Background: Oropharyngeal carriage studies of Haemophilus influenzae type b (Hib) and the rapid drop in Hib invasive disease in countries with widespread Hib conjugate vaccine immunization programmes for infants have indicated there may be significant indirect effects (herd immunity) associated with these vaccines. Our goal was to quantify the magnitude of these effects in an American Indian population during its early years of Hib immunization.
Methods: In a synthetic case-cohort study, we combined data from an efficacy trial, an immunization uptake records survey, and ongoing surveillance for Hib disease on the Navajo Nation from 1988 to 1992. Decline in the incidence of invasive Hib disease among children <2 years old was estimated via proportional hazards survival models as a function of individual immunization status and the proportion of immunized children in a community.
Results: The predominant vaccine during the study period was Hib-OMPC (92% of immunizations). The effectiveness of receipt of at least one dose was 97.2%. Compared to communities with 0-20% coverage with at least one dose, residence in communities with 20-40% and 40-60% coverage was associated with risk reductions of 56.5% and 73.2%, respectively.
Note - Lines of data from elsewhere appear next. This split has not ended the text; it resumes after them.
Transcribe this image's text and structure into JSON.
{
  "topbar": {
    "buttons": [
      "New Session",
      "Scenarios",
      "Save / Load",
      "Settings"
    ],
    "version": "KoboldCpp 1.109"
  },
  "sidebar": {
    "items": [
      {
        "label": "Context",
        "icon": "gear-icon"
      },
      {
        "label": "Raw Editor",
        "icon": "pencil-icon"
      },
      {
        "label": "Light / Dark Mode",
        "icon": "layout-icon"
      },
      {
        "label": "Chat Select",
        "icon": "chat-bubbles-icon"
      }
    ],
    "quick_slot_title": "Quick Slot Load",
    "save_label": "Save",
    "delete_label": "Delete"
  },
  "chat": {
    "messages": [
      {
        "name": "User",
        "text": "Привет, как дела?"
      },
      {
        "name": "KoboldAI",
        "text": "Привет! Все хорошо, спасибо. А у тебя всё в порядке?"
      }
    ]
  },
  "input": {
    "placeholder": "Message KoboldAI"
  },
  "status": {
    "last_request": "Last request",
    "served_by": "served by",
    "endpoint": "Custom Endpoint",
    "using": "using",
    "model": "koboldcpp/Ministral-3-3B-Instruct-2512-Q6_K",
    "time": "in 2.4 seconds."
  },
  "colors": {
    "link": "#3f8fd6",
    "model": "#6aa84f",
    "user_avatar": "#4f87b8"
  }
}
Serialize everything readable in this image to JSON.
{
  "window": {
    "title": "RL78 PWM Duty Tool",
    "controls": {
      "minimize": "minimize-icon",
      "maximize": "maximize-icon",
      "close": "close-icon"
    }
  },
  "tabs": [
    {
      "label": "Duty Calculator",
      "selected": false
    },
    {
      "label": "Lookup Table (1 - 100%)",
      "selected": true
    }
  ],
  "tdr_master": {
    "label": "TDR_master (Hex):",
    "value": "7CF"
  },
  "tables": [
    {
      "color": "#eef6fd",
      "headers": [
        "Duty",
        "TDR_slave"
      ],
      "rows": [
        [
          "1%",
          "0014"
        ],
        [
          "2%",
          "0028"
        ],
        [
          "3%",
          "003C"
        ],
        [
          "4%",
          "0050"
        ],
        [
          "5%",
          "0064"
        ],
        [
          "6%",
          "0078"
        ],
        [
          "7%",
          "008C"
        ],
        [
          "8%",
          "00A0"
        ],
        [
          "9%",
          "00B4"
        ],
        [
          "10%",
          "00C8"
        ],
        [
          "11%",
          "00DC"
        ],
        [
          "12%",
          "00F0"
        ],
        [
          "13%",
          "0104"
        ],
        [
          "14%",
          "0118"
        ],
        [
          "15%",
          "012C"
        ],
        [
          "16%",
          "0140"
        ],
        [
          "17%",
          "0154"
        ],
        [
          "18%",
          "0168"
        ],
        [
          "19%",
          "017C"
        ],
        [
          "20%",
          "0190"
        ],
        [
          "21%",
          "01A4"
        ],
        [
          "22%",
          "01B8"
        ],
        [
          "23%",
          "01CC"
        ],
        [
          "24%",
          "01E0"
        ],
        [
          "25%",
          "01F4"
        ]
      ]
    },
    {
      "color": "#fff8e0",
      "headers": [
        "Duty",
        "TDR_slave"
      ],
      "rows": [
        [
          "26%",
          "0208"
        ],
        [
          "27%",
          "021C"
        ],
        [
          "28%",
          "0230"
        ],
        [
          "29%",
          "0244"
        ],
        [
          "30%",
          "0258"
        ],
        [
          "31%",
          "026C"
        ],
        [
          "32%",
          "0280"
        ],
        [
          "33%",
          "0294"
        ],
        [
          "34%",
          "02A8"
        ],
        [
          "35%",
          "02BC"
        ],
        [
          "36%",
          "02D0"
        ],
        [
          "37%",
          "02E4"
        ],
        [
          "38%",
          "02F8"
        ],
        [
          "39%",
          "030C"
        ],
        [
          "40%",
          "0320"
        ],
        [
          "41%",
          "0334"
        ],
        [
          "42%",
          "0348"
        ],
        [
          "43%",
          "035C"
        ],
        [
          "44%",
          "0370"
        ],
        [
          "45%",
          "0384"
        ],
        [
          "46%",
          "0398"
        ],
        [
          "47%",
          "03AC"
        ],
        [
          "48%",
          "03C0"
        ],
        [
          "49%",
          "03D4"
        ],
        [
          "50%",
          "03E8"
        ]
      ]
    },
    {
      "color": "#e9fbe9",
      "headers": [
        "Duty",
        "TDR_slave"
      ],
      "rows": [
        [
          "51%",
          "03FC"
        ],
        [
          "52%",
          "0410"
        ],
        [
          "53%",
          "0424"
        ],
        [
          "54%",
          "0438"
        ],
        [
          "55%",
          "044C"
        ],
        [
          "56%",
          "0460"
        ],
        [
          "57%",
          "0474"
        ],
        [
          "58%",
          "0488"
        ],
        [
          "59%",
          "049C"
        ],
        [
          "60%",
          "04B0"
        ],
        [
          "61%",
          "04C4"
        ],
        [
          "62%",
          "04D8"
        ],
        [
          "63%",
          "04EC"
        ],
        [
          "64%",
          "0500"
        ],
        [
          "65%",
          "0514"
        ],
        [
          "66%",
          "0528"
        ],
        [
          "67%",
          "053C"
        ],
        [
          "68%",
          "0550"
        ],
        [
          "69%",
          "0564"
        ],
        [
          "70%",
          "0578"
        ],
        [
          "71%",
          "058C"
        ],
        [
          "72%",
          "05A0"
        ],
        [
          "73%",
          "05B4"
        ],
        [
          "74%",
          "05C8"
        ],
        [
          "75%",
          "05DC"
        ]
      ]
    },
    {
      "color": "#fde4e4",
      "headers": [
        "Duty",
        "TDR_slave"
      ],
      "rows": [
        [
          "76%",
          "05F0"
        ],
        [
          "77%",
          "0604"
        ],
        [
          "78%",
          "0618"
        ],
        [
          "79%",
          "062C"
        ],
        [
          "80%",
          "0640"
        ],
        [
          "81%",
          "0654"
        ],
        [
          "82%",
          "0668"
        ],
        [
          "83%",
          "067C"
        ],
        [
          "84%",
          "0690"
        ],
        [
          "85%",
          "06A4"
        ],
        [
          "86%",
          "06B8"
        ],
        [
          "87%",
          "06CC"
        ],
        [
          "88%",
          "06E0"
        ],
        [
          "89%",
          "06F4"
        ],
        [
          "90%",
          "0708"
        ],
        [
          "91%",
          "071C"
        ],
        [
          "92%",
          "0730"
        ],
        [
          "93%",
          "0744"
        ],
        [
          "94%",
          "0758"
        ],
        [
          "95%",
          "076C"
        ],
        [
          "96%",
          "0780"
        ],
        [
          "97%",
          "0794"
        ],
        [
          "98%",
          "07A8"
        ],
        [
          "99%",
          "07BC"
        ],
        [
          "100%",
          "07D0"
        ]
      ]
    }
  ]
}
Conclusions: The results indicate substantial indirect effects of Hib-OMPC immunization may occur even at relatively low levels of immunization coverage. Countries that implement Hib immunization programmes may receive greater benefits at the community level than those due to the direct protection conferred to the individual through vaccination.